• _The problem_
Copy out each line of the material in which the word "icon" can be found.

::::::::

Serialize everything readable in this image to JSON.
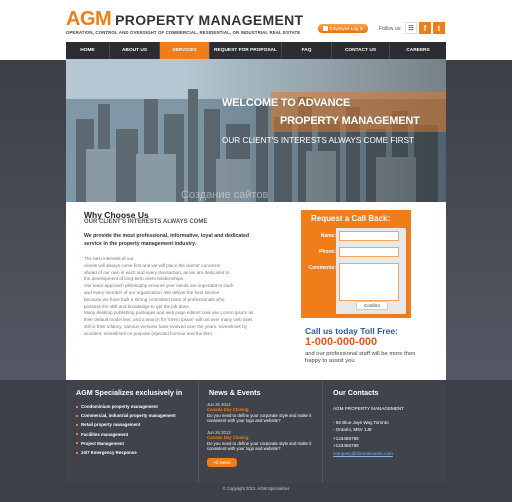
{
  "header": {
    "logo_agm": "AGM",
    "logo_rest": "PROPERTY MANAGEMENT",
    "tagline": "OPERATION, CONTROL AND OVERSIGHT OF COMMERCIAL, RESIDENTIAL, OR INDUSTRIAL REAL ESTATE",
    "login_label": "Employee Log In",
    "follow_label": "Follow us:",
    "social": [
      {
        "icon": "rss-icon",
        "glyph": "☷"
      },
      {
        "icon": "facebook-icon",
        "glyph": "f"
      },
      {
        "icon": "twitter-icon",
        "glyph": "t"
      }
    ]
  },
  "nav": {
    "items": [
      {
        "label": "HOME",
        "active": false
      },
      {
        "label": "ABOUT US",
        "active": false
      },
      {
        "label": "SERVICES",
        "active": true
      },
      {
        "label": "REQUEST FOR PROPOSAL",
        "active": false
      },
      {
        "label": "FAQ",
        "active": false
      },
      {
        "label": "CONTACT US",
        "active": false
      },
      {
        "label": "CAREERS",
        "active": false
      }
    ]
  },
  "hero": {
    "line1": "WELCOME TO ADVANCE",
    "line2": "PROPERTY MANAGEMENT",
    "line3": "OUR CLIENT'S INTERESTS ALWAYS COME FIRST",
    "watermark": "Создание сайтов"
  },
  "why": {
    "title": "Why Choose Us",
    "subtitle": "OUR CLIENT'S INTERESTS ALWAYS COME",
    "lead": "We provide the most professional, informative, loyal and dedicated service in the property management industry.",
    "body": [
      "The best interests of our",
      "clients will always come first and we will place the clients' concerns",
      "ahead of our own in each and every transaction, as we are dedicated to",
      "the development of long-term client relationships.",
      "Our team-approach philosophy ensures your needs are important to each",
      "and every member of our organization. We deliver the best service",
      "because we have built a strong committed team of professionals who",
      "possess the skill and knowledge to get the job done.",
      "Many desktop publishing packages and web page editors now use Lorem Ipsum as",
      "their default model text, and a search for 'lorem ipsum' will uncover many web sites",
      "still in their infancy. Various versions have evolved over the years, sometimes by",
      "accident, sometimes on purpose (injected humour and the like)."
    ]
  },
  "callback": {
    "title": "Request a Call Back:",
    "name_label": "Name:",
    "phone_label": "Phone:",
    "comments_label": "Comments:",
    "confirm_label": "Confirm"
  },
  "call": {
    "title": "Call us today Toll Free:",
    "number": "1-000-000-000",
    "desc": "and our professional staff will be more then happy to assist you"
  },
  "footer": {
    "specializes_title": "AGM Specializes exclusively in",
    "specializes_items": [
      "Condominium property management",
      "Commercial, industrial property management",
      "Retail property management",
      "Facilities management",
      "Project Management",
      "24/7 Emergency Response"
    ],
    "news_title": "News & Events",
    "news": [
      {
        "date": "Jun 26 2012",
        "head": "Canada Day Closing",
        "text": "Do you need to define your corporate style and make it consistent with your logo and website?"
      },
      {
        "date": "Jun 26 2012",
        "head": "Canada Day Closing",
        "text": "Do you need to define your corporate style and make it consistent with your logo and website?"
      }
    ],
    "all_news_label": "All News",
    "contacts_title": "Our Contacts",
    "company": "AGM PROPERTY MANAGEMENT",
    "address1": "- 56 Blue Jays Way,Toronto",
    "address2": "- Ontario, M5V 1J8",
    "phone1": "+123456789",
    "phone2": "+123456789",
    "email": "company@domainname.com"
  },
  "copyright": "© Copyright 2012. AGM Specializes",
  "colors": {
    "accent": "#f07d1a",
    "nav_bg": "#2b2d33",
    "footer_bg": "#40434c"
  }
}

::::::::

• _Answer to the problem_
        "icon": "rss-icon",
        "icon": "facebook-icon",
        "icon": "twitter-icon",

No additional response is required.